What the task asks
Restate the listing below word for word. No picture belongs in the result.

——————————

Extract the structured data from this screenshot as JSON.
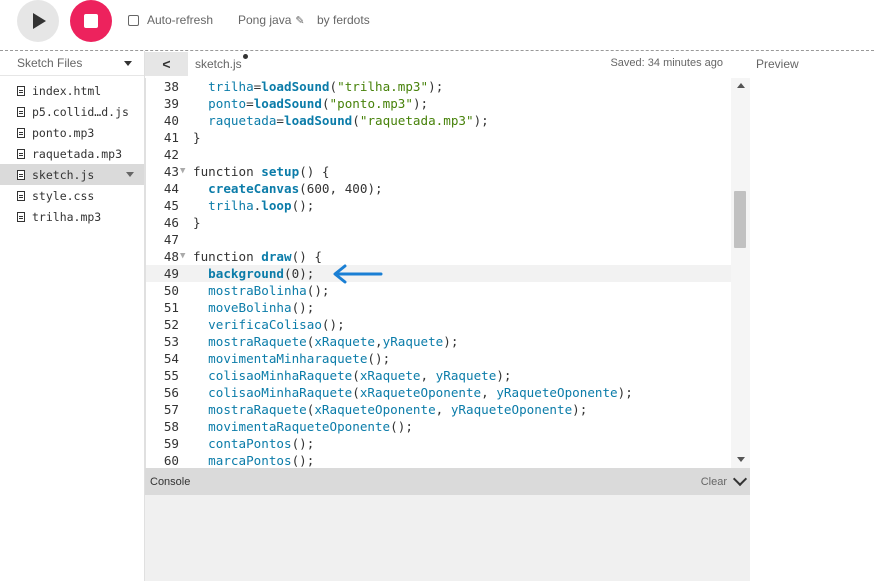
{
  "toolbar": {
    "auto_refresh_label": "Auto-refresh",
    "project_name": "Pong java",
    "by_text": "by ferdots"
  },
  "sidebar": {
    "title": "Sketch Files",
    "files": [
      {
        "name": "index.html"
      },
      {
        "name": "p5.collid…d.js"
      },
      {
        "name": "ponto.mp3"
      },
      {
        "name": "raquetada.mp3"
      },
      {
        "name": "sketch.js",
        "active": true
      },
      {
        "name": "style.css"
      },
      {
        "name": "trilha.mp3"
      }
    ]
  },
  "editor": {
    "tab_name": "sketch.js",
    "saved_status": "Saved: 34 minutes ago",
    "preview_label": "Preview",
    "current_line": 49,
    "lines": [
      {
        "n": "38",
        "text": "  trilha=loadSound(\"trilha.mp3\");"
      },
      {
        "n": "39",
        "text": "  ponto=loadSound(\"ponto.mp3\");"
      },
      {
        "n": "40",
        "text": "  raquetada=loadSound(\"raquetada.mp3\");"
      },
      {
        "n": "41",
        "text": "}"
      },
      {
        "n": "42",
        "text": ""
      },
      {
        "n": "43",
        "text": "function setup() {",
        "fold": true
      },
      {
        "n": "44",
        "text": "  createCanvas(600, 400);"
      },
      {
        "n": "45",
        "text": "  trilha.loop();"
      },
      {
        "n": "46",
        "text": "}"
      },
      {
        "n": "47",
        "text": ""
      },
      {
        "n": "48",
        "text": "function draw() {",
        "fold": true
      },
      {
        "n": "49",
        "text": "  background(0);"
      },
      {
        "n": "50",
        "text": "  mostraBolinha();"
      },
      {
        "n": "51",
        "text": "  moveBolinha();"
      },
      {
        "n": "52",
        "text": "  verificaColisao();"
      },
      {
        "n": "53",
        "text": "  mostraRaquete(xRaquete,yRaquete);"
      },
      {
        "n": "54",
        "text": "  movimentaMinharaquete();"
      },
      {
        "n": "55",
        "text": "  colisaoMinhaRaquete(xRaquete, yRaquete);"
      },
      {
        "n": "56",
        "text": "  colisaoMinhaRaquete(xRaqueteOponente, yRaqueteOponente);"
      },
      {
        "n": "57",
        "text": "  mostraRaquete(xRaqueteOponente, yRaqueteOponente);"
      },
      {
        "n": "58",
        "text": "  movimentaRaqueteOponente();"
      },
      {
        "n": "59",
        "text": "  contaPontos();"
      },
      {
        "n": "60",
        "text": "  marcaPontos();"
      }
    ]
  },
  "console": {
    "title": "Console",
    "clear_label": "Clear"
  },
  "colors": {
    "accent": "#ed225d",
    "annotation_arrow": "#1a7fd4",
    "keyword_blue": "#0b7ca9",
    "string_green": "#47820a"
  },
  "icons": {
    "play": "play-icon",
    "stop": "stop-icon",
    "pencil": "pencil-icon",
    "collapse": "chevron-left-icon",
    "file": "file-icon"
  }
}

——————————

Problem solution
Extract the structured data from this screenshot as JSON.
{
  "toolbar": {
    "auto_refresh_label": "Auto-refresh",
    "project_name": "Pong java",
    "by_text": "by ferdots"
  },
  "sidebar": {
    "title": "Sketch Files",
    "files": [
      {
        "name": "index.html"
      },
      {
        "name": "p5.collid…d.js"
      },
      {
        "name": "ponto.mp3"
      },
      {
        "name": "raquetada.mp3"
      },
      {
        "name": "sketch.js",
        "active": true
      },
      {
        "name": "style.css"
      },
      {
        "name": "trilha.mp3"
      }
    ]
  },
  "editor": {
    "tab_name": "sketch.js",
    "saved_status": "Saved: 34 minutes ago",
    "preview_label": "Preview",
    "current_line": 49,
    "lines": [
      {
        "n": "38",
        "text": "  trilha=loadSound(\"trilha.mp3\");"
      },
      {
        "n": "39",
        "text": "  ponto=loadSound(\"ponto.mp3\");"
      },
      {
        "n": "40",
        "text": "  raquetada=loadSound(\"raquetada.mp3\");"
      },
      {
        "n": "41",
        "text": "}"
      },
      {
        "n": "42",
        "text": ""
      },
      {
        "n": "43",
        "text": "function setup() {",
        "fold": true
      },
      {
        "n": "44",
        "text": "  createCanvas(600, 400);"
      },
      {
        "n": "45",
        "text": "  trilha.loop();"
      },
      {
        "n": "46",
        "text": "}"
      },
      {
        "n": "47",
        "text": ""
      },
      {
        "n": "48",
        "text": "function draw() {",
        "fold": true
      },
      {
        "n": "49",
        "text": "  background(0);"
      },
      {
        "n": "50",
        "text": "  mostraBolinha();"
      },
      {
        "n": "51",
        "text": "  moveBolinha();"
      },
      {
        "n": "52",
        "text": "  verificaColisao();"
      },
      {
        "n": "53",
        "text": "  mostraRaquete(xRaquete,yRaquete);"
      },
      {
        "n": "54",
        "text": "  movimentaMinharaquete();"
      },
      {
        "n": "55",
        "text": "  colisaoMinhaRaquete(xRaquete, yRaquete);"
      },
      {
        "n": "56",
        "text": "  colisaoMinhaRaquete(xRaqueteOponente, yRaqueteOponente);"
      },
      {
        "n": "57",
        "text": "  mostraRaquete(xRaqueteOponente, yRaqueteOponente);"
      },
      {
        "n": "58",
        "text": "  movimentaRaqueteOponente();"
      },
      {
        "n": "59",
        "text": "  contaPontos();"
      },
      {
        "n": "60",
        "text": "  marcaPontos();"
      }
    ]
  },
  "console": {
    "title": "Console",
    "clear_label": "Clear"
  },
  "colors": {
    "accent": "#ed225d",
    "annotation_arrow": "#1a7fd4",
    "keyword_blue": "#0b7ca9",
    "string_green": "#47820a"
  },
  "icons": {
    "play": "play-icon",
    "stop": "stop-icon",
    "pencil": "pencil-icon",
    "collapse": "chevron-left-icon",
    "file": "file-icon"
  }
}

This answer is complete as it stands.